Return every line from the records below with the string "JSON".

| DATA |
▼

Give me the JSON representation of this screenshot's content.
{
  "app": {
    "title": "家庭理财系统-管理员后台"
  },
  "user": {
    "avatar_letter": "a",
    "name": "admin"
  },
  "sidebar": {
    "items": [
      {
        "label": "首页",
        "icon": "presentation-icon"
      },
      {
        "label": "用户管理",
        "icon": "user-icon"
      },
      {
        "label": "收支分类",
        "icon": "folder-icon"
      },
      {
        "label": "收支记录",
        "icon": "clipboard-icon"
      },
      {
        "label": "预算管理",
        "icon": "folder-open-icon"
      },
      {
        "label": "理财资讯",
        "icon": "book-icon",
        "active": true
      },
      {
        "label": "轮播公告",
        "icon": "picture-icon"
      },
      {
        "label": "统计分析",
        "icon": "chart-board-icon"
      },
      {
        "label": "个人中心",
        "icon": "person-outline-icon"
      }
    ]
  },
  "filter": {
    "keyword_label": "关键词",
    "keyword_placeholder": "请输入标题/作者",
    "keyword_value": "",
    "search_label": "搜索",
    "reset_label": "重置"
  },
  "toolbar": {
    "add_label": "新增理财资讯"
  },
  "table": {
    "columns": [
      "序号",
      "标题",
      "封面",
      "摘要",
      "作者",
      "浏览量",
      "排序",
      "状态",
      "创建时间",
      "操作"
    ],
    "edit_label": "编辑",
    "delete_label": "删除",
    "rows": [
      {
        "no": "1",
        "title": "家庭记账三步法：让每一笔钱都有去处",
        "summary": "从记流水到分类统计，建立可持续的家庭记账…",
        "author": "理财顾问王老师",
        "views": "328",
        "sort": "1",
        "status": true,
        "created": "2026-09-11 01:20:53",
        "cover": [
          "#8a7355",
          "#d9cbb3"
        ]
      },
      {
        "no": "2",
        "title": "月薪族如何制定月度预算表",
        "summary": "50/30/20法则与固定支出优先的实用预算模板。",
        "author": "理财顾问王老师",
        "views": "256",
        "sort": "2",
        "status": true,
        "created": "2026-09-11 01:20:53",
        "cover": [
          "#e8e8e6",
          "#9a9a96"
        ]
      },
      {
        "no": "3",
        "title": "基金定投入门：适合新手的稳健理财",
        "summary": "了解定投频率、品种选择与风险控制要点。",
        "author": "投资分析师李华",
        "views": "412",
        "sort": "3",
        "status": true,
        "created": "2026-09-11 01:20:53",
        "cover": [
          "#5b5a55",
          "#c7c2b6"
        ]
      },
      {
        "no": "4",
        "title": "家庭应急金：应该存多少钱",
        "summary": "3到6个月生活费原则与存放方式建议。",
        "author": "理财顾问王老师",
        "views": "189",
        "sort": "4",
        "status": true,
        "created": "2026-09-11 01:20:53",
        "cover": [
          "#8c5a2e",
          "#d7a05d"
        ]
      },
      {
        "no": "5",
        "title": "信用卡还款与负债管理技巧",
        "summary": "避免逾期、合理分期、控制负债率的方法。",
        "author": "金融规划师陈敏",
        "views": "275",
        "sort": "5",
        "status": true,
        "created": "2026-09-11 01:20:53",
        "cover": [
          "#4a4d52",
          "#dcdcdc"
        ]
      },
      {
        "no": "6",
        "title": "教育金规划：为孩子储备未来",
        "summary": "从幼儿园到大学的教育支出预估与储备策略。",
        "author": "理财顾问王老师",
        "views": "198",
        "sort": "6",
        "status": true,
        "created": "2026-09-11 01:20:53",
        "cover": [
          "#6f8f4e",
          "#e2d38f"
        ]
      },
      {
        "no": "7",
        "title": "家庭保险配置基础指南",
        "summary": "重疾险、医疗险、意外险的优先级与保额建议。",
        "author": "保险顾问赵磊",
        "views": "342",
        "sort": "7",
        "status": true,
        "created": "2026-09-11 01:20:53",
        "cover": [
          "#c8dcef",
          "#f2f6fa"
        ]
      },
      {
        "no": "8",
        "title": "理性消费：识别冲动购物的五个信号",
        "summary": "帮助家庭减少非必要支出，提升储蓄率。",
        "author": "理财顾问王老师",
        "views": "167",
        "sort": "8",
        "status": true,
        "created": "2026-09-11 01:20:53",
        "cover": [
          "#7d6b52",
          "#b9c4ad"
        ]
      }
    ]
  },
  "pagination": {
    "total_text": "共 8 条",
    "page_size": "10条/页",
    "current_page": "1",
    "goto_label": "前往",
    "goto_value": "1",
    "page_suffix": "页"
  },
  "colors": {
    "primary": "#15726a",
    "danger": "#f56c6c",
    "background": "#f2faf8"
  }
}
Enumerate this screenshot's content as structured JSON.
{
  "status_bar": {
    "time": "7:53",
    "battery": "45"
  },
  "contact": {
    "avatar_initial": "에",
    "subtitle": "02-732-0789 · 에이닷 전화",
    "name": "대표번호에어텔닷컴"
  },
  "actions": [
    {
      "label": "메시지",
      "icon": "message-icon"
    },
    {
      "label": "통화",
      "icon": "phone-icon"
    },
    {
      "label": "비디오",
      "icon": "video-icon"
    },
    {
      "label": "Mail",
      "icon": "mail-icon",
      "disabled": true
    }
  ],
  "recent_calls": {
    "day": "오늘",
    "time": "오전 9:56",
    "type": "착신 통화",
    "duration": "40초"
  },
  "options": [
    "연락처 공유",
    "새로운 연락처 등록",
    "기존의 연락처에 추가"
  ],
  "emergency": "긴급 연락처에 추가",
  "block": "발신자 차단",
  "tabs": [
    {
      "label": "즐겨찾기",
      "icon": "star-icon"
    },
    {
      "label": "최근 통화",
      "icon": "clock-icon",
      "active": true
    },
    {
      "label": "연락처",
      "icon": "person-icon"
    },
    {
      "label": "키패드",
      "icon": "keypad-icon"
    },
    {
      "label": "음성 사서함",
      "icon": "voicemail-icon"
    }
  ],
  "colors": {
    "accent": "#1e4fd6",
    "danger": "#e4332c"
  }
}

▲

| SOLUTION TO THE EXERCISE |
Give me the JSON representation of this screenshot's content.
Enumerate this screenshot's content as structured JSON.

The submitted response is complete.